Some of my classical music friends are convinced that the art form died in the 1920s — and Schoenberg killed it. Contemporary music is uniformly academic, difficult to perform, and even harder to listen to. Airat Ichmouratov is but one of several contemporary composers who refute those stereotypes time and again.
Ichmouratov is a true eclectic. Born in Russia, Ichmouratov lives and works in Montreal. Though a practicing Muslim, he also has a deep love of Klezmer music, and even plays clarinet in a Montreal-based Klezmer ensemble.
Ichmouratov fuses classical and popular styles together to create music that’s engaging, substantial, and accessible to both serious and casual listeners. Ichouratov is the master of orchestral color, as the three works in this release demonstrate.
Ichmouratov’s Symphony is subtitled “On the Ruins of an Ancient Fort.” His orchestrations effectively evoke impressions of this fort and its rich history. What I best enjoyed about Ichmouratov’s music was its originality. Contemporary tonal music can often sound like movie music. Not here. Ichmouratov’s orchestrations are refreshingly different, without sounding derivative.
The Maslentia Overture (2013) evoke the celebrations of the week preceding Lent.

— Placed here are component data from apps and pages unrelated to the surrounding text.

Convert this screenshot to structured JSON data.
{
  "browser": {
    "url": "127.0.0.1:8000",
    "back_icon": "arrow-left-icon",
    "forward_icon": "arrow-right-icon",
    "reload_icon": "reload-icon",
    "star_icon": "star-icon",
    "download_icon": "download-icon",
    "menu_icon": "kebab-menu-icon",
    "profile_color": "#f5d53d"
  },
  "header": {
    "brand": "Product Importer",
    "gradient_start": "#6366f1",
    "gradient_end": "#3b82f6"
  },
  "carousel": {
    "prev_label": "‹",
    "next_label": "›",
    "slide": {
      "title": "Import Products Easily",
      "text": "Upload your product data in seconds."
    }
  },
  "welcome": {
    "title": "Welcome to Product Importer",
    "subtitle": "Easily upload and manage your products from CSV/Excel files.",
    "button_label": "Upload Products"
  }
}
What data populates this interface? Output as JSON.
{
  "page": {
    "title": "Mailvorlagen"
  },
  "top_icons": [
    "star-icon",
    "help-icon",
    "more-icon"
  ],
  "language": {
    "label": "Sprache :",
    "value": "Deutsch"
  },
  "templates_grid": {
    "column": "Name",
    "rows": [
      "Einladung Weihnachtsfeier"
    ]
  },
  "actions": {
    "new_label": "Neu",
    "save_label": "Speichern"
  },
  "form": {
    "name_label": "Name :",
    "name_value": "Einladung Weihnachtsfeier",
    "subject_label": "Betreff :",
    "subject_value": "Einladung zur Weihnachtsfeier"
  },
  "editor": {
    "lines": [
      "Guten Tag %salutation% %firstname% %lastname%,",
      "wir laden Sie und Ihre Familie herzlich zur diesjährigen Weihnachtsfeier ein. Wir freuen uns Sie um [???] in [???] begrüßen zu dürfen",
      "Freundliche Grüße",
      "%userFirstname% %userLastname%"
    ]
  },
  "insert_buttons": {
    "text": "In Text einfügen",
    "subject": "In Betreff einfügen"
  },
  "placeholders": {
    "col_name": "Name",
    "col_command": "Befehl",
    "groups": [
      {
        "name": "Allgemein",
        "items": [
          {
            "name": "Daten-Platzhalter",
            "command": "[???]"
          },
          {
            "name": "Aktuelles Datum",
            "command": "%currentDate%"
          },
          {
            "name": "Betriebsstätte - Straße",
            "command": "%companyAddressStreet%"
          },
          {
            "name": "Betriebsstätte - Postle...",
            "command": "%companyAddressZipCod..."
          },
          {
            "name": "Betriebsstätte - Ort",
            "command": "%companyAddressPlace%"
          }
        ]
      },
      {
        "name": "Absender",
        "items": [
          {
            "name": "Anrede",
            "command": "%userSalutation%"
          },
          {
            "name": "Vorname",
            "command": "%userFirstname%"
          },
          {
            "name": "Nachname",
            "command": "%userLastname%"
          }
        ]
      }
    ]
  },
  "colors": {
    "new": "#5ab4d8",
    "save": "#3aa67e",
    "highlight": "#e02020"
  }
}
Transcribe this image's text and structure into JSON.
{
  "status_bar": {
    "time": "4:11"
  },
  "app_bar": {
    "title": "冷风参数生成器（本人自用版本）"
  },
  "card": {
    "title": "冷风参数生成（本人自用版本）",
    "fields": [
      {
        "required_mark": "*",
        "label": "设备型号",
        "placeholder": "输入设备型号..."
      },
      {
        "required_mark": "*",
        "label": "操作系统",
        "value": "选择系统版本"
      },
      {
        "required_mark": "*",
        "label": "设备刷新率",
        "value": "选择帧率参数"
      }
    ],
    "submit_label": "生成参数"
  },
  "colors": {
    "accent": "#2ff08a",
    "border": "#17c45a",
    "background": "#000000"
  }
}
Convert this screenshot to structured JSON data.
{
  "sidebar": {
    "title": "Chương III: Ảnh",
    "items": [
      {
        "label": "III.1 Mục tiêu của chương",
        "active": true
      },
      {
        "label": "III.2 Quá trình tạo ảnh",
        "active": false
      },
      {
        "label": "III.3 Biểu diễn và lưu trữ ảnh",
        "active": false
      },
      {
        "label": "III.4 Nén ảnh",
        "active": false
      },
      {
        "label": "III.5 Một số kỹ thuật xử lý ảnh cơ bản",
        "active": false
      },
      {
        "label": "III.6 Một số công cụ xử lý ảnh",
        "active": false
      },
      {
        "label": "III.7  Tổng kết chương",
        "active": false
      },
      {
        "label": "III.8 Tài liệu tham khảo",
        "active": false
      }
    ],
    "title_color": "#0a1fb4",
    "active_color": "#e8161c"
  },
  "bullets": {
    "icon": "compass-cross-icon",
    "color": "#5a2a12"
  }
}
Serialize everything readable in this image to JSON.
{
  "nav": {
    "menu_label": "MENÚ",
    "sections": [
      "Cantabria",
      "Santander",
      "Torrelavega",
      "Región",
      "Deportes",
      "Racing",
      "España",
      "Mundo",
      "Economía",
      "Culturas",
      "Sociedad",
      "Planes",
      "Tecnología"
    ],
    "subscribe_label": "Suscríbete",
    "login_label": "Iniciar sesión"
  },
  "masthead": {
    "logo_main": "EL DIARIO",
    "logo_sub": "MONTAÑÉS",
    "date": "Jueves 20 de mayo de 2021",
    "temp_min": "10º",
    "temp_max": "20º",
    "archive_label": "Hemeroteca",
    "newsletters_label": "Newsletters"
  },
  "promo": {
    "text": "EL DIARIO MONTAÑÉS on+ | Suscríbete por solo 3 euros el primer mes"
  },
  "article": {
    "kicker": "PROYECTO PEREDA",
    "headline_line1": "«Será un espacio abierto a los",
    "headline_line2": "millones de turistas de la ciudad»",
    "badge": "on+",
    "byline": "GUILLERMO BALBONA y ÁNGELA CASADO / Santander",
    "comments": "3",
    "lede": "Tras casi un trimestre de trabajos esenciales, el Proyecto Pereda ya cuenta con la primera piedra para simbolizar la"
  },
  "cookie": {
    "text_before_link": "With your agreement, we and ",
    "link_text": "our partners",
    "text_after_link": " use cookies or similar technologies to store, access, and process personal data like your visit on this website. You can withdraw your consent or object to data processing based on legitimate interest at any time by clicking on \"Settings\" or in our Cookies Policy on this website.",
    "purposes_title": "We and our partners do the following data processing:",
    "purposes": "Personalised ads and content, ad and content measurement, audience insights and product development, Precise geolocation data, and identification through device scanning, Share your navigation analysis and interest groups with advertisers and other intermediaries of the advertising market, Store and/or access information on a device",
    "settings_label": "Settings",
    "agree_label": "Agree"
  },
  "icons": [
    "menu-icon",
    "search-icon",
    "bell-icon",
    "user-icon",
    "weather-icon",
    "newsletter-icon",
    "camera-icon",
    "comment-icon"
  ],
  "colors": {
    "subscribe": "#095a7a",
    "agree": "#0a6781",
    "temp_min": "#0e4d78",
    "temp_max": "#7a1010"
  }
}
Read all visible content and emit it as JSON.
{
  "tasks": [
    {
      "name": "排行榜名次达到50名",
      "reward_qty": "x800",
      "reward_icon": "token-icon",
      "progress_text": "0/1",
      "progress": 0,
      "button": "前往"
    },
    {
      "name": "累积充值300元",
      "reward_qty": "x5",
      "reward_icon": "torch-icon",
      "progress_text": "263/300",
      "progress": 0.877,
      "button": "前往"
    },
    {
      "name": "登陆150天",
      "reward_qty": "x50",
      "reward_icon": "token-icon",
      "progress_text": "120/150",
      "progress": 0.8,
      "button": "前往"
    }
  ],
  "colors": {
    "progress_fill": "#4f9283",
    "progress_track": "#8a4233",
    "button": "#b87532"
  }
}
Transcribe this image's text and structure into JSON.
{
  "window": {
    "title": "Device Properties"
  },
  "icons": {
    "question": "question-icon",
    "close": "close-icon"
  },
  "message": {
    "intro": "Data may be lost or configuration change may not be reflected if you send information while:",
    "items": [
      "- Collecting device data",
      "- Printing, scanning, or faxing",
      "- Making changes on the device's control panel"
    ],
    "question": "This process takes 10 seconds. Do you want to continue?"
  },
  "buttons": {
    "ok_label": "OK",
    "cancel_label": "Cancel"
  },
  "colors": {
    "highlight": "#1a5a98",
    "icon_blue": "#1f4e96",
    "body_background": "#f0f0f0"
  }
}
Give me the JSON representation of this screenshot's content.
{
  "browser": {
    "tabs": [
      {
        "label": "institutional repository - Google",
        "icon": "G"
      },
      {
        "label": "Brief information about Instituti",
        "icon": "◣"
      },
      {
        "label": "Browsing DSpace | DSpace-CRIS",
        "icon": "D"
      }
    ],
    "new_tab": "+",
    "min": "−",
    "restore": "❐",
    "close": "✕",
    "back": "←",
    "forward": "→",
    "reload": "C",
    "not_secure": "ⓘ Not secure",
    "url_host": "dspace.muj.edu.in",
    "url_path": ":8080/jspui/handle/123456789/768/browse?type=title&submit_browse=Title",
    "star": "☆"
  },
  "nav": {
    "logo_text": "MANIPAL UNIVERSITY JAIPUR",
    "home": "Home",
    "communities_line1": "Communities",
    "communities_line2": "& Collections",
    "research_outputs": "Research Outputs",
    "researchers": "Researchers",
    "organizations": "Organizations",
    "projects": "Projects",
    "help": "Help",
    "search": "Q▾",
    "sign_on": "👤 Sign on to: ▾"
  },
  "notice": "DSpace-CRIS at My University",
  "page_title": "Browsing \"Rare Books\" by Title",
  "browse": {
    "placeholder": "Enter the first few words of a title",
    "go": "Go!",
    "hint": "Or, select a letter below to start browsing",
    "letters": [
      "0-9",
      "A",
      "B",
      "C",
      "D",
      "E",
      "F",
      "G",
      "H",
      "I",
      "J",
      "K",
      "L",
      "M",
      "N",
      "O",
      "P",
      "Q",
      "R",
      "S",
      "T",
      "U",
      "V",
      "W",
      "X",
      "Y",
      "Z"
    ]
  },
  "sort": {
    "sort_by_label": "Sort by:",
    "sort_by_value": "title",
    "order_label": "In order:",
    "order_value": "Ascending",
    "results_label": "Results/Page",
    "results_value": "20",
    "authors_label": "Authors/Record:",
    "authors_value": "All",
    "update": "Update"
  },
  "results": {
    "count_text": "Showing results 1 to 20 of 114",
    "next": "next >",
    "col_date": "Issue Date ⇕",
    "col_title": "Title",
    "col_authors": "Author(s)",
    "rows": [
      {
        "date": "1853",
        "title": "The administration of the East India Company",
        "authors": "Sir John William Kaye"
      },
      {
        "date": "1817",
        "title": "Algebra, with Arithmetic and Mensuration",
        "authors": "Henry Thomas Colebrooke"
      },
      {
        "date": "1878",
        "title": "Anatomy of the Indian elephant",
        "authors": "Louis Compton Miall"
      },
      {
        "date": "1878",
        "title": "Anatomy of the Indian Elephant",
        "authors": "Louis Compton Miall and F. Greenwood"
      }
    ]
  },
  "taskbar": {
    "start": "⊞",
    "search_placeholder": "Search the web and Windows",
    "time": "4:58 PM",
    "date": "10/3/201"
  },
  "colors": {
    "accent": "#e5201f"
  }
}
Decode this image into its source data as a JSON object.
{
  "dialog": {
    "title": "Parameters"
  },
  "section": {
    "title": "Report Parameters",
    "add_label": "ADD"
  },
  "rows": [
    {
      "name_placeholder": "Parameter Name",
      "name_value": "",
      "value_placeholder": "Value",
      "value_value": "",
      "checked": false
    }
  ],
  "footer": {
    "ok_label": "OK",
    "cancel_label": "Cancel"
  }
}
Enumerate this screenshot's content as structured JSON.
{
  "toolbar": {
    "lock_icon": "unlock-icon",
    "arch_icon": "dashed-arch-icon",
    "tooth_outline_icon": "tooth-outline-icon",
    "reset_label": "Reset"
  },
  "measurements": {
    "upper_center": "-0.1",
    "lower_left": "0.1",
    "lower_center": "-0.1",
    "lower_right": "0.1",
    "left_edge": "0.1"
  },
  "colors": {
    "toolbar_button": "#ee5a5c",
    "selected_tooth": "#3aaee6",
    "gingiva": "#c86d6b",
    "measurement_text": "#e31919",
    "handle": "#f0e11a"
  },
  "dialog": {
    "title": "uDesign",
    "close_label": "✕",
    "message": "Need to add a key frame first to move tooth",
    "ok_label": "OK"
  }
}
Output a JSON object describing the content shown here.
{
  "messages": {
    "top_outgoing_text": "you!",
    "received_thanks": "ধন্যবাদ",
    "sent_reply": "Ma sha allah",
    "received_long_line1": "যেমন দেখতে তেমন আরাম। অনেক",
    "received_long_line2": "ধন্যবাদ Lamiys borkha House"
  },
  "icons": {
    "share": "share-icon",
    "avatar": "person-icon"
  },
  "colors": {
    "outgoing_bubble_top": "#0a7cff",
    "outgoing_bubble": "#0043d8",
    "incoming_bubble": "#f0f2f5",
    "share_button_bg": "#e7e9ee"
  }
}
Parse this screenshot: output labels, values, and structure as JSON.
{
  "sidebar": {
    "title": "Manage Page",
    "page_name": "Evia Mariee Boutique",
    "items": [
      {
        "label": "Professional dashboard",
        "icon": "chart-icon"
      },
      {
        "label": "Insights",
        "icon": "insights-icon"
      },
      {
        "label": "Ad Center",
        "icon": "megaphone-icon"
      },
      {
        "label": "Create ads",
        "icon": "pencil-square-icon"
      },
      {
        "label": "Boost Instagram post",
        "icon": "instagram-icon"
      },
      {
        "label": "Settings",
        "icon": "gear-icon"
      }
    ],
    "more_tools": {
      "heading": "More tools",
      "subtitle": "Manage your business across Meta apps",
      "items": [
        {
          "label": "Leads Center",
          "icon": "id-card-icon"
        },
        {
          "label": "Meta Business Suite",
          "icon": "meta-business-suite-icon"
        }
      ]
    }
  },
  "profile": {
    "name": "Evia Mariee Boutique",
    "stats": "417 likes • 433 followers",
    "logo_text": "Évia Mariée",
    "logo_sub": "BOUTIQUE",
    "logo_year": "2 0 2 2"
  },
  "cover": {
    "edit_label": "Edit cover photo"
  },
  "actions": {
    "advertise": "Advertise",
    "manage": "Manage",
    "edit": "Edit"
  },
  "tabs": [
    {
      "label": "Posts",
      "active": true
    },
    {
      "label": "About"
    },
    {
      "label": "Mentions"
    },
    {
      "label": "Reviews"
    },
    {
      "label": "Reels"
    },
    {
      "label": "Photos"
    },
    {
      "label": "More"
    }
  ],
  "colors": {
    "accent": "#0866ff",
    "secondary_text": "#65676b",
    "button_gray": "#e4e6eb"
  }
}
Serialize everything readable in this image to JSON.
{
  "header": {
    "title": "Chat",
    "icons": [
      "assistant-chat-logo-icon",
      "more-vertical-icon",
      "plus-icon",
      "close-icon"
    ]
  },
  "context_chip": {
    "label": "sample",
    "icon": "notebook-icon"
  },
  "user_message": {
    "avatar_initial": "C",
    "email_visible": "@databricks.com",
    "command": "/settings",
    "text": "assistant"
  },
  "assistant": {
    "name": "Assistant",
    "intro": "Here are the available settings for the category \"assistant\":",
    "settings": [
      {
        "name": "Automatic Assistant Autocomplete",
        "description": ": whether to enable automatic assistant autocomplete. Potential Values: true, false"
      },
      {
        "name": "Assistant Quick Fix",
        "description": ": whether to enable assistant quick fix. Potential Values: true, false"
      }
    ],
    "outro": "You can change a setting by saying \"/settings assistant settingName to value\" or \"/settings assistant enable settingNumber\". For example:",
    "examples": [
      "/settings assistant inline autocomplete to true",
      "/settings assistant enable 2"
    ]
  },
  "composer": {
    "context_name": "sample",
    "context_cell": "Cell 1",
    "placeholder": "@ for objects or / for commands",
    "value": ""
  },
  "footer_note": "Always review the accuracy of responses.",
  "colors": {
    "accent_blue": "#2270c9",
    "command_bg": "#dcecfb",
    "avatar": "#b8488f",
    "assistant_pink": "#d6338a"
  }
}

Here Ichmouratov uses elements of Gregorian chant to set the stage. The Youth Overture, fittingly, is a high-energy work that seems to brim with optimism. This is its recording world premiere — performed by the orchestra and conductor Ichmouratov composed the overture for.
L’Orchestre de la Francophonie has a good recorded sound. The ensemble blend is quite pleasing, and the soloists performed with exceptional musicality. An album of exceptional music, and one I’ll be sharing with my anti-modernist friends.
Airat Ichmouratov: Symphony, Op. 55, “On the Ruins of an Ancient Fort”
“Youth” Overture; “Maslentisa” Overture
Orchestre de la Francophonie; Jean-Philippe Tremblay, conductor